> **Assigned task**
Within the listing, each line that has the string "icon" should be copied.

> **Data records**
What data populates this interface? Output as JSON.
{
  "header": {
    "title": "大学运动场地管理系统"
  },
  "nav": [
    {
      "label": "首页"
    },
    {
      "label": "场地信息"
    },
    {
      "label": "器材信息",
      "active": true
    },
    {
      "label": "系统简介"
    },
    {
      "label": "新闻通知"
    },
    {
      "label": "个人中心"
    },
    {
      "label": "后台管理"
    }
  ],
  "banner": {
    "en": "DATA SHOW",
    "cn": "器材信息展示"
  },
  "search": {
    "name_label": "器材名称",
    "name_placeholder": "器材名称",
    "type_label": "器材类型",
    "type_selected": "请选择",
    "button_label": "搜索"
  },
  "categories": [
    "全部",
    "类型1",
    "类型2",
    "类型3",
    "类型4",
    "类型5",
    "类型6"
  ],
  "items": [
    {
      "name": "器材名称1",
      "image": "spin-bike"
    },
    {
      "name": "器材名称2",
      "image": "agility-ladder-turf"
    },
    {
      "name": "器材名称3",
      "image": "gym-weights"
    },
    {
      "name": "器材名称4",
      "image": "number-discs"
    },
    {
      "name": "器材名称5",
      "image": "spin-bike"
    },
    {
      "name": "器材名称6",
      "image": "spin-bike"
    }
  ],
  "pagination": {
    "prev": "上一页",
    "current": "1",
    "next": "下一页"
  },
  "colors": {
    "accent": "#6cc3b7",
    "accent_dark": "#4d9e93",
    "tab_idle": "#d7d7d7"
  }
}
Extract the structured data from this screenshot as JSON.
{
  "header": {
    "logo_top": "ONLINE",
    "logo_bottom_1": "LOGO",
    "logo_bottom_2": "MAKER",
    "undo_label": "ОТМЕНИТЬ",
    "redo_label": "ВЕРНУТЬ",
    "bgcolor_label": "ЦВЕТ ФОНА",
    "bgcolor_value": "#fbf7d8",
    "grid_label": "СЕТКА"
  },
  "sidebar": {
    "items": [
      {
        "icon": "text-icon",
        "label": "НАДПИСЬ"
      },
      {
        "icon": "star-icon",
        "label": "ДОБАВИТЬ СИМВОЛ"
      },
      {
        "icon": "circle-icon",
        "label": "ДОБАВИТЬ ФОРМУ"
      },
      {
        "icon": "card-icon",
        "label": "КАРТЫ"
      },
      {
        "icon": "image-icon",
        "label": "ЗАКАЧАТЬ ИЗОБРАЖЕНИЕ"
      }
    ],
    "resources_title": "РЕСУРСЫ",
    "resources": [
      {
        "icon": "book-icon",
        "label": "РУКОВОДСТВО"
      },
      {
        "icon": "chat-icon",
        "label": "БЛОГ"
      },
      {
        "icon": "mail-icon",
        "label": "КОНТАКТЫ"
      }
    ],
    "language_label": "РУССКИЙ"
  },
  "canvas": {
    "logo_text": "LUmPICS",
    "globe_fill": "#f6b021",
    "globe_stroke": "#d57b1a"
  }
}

> **Result of this task**
        "icon": "text-icon",
        "icon": "star-icon",
        "icon": "circle-icon",
        "icon": "card-icon",
        "icon": "image-icon",
        "icon": "book-icon",
        "icon": "chat-icon",
        "icon": "mail-icon",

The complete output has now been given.